It’s taken me a bit to find the right words for this review and there’s a chance that I still haven’t found them, but that’s the risk of every review. Dash isn’t about a gay character, but rather it’s a story whose main character is gay. The reason I’m saying it that way is because I’ve read the opposite in which the story didn’t matter as much as the characters sexuality did and that’s a damn shame. Not with Dash though, the story and plot are what’s import and the characters sexuality is a part of his identity and development, which is exactly how it should be; after all you don’t read stories a story about a straight character only to be reminded of their sexuality the entire time. Our main character Dash is a gay private eye in 1940 Los Angeles. It’s basically illegal to be gay and yes that’s a factor of the story and that is freaking refreshing. Why? Again, because it’s part of his identity, but it also turns the P.I. genre on its head.

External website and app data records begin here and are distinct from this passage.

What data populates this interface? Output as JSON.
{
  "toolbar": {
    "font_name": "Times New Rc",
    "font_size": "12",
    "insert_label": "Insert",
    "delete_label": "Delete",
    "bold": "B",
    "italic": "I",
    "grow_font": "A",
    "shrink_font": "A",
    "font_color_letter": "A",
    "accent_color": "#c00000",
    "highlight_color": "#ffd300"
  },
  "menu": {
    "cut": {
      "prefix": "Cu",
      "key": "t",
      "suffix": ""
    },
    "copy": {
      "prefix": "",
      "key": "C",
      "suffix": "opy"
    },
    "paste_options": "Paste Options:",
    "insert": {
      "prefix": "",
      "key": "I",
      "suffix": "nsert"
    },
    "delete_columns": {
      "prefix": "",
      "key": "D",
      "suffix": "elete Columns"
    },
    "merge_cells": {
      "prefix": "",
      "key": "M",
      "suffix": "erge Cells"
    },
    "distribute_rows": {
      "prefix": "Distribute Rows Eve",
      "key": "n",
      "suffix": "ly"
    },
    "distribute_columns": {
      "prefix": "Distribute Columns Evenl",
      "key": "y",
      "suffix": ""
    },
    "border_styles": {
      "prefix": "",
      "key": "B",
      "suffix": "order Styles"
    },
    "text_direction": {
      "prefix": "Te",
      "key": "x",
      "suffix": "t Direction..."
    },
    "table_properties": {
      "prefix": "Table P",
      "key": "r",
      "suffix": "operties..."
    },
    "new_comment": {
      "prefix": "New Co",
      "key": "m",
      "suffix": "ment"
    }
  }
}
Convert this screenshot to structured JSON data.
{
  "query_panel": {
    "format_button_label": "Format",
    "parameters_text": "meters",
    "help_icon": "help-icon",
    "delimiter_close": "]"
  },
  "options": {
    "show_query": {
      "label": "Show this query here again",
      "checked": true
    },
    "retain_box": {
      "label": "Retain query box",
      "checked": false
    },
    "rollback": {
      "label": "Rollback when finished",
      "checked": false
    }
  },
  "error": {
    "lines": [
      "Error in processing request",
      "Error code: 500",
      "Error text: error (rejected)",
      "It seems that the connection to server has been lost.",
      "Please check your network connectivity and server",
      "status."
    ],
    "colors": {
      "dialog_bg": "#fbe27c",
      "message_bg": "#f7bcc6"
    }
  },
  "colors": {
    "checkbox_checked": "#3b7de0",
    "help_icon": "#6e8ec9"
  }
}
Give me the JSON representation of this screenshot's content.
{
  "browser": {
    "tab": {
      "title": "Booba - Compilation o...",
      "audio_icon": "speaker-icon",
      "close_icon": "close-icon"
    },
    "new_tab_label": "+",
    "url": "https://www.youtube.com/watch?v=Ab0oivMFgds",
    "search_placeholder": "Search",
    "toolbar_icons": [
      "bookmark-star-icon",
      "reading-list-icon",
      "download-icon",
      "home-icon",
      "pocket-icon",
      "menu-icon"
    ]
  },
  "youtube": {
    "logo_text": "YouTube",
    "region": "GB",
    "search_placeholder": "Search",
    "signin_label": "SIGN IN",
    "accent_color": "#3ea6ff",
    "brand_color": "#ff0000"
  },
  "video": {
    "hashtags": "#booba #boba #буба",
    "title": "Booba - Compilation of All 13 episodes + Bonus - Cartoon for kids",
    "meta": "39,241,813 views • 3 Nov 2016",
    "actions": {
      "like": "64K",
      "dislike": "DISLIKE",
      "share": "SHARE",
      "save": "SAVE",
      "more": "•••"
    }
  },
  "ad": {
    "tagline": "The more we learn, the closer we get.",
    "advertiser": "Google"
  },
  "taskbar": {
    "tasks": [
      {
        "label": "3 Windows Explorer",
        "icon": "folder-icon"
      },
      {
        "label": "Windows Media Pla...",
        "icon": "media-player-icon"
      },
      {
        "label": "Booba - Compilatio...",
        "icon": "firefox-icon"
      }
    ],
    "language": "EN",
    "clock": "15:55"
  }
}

The issue begins in almost typical P.I. fashion as Dashell Malone, better known to us as Dash, narrates about Los Angeles. We arrive in his office as he’s half listening to a client talk. She’s dolled up with pouty red lips, a shirt with no bra that’s missing a few buttons and a skirt that falls just before the knees. She’s the typical female seductress from any P.I. story and she’s trying to play to her looks to distract Dash. Dash is distracted, but not by her. He’s waiting for a phone call and so he’s only half paying attention to her story. He still picks up on the important details like, “I need to keep the authorities out of this matter” and other such nefarious statements. Dash tells her he’s going to need to sleep on it and sends Ms. Zita Makara packing.
His phone call comes in and after a hilarious exchange with Dash’s secretary Cindy we find out what the call was about. Cindy calls out how fake Zita’s acting came across which isn’t anything that Dash didn’t pick up on, which was all revealed in his narration. It’s really there to establish the intelligence of Cindy’s character and possibly set her up for a larger role in the story later.
After that Dash is off to meet his on again, off again boyfriend in their usual meeting place. Dash is pissed because Plink, short for Johnny Plinketts, fell off the grid for over a week and has turned up with his own incomplete story. Dash is afraid he’s into some bad business. Their meeting in the park is cut short as an officer catches them mid kiss. As I said the era isn’t tolerating of the way that Dash and Plink were born so this cop could spell trouble for them… or could it?
I really can’t tell you what the mystery of the issue is because it would spoil too much, but it’s a great read. I was genuinely interested from beginning to end and found the fact that Dash was gay to be an interesting aspect to the story. It’s great because Zita is batting her eyes and trying to basically seduce Dash with her looks and it’s not working in the least bit. All the tropes of the genre are there, but we get to see them handled in a completely different way which was delightful.
Dave Ebersole does a great job with the writing; he paces the progression of the plot perfectly and tells a tights story from beginning to end. The dialogue was also executed well and while it’s cheesy at times, it’s more of homage to the genre then what Ebersole is really going for. You can tell the “genre lines” because they’ll make you laugh. Dash’s narration is definitely the star of the issue and is the perfect parallel to the visuals.
Speaking of the visuals the style is perfect for the era. Delia Gable keeps it simple and in doing so makes the story era appropriate. Gable doesn’t go for landmarks to sell you on the era, but sells you on the clothing and aesthetic of the tale. The art is realistic, but the character’s faces are a little less than realistic in design, giving the story personality. It makes it so that you can laugh at the jokes, but then also still take the serious moments as they are. Overall the art, coloring and lettering were all professional looking.
This story really is the perfect example of what a comic book staring a gay character should be like. It’s not a gimmick and it’s handled with respect. More so it’s interesting for anyone to read. Really this story is trying to appeal to fans of the P.I. genre that are looking for a new angle on the well-worn formula. Well look no further than Dash.
Writer: Dave Ebersole Artist: Delia Gable Publisher: Northwest Press Price: $3.99/$2.99 Format: Print/Digital Release Date: 9/24/14 Website